Carv II

We are pleased to announce that we have added support for two leading confocal devices for microscopy. The CARV II and the Qioptiq OptiGrid are now completely integrated with the MBF family of software solutions. These devices enable Stereo Investigator to perform stereology in a confocal environment and allow Neurolucida, AutoNeuron, and Virtual Slice to benefit from better visualization due to the thin depth of field.

Both devices are microscope independent; there is no need to worry about losing the investment you already have in your current working microscope. You can integrate the microscope of your choice. This means added support for acquisitions of multichannel images, image stacks, and virtual slides.

The CARV II (pictured above), currently offered by BD Biosciences, includes a spinning disk with multiple sets of pinholes arranged in a spiral and placed in the image plane of the objective lens. According to the product web site, “the column of excitation light is projected through 1,000 pinholes to simultaneously scan the entire field once every millisecond, thereby creating a full image of the focal plane in real time.”

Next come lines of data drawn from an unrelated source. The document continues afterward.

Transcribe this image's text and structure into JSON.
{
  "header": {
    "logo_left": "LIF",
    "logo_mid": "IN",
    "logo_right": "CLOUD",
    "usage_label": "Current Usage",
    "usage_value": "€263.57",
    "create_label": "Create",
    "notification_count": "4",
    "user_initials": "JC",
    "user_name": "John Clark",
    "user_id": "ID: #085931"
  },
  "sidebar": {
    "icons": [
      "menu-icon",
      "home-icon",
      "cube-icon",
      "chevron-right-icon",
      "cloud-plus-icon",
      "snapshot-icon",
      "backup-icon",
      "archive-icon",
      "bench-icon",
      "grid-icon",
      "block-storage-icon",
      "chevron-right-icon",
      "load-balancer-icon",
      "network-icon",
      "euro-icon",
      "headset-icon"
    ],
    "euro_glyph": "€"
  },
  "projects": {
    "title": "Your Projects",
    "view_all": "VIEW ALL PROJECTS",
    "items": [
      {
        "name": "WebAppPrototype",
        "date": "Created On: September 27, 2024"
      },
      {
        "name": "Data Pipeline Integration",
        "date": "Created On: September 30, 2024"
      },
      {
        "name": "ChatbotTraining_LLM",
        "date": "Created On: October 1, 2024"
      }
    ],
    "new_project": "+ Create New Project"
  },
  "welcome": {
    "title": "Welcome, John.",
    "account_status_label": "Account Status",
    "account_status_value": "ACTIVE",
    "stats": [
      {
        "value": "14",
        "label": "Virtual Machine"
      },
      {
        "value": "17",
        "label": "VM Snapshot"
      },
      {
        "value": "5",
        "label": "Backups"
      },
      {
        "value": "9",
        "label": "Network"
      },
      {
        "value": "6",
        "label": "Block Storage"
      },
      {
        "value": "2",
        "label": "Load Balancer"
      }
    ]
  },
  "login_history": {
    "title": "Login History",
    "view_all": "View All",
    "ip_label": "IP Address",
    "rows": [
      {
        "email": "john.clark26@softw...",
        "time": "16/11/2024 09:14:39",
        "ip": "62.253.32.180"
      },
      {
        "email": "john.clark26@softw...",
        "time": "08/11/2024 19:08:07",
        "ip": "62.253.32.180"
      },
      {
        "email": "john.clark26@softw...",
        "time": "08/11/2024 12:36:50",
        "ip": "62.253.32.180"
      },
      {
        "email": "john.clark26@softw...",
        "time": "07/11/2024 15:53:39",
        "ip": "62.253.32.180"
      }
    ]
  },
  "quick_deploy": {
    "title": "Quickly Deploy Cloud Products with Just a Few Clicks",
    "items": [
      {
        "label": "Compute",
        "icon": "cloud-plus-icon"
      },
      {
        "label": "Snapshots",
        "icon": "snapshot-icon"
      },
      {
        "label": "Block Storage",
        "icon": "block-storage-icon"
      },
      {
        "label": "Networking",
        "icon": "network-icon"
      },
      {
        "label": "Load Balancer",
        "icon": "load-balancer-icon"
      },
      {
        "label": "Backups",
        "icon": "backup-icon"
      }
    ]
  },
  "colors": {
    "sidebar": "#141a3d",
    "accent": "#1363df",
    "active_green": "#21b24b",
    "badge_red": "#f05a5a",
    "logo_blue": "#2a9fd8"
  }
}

Qioptiq Optigrid

The Qioptiq OptiGrid Structured Illumination Microscopy system affords “benchtop access to confocal-quality imaging right from the convenience of your own lab.” It enables multichannel fluorescence and real-time 3D imaging with a lower cost. The OptiGrid also integrates standard illumination and operation with much of your existing instrumentation and software. Programmable focus and experiment automation mean simpler multi-channel imaging.

First published in The Scope, fall 2008.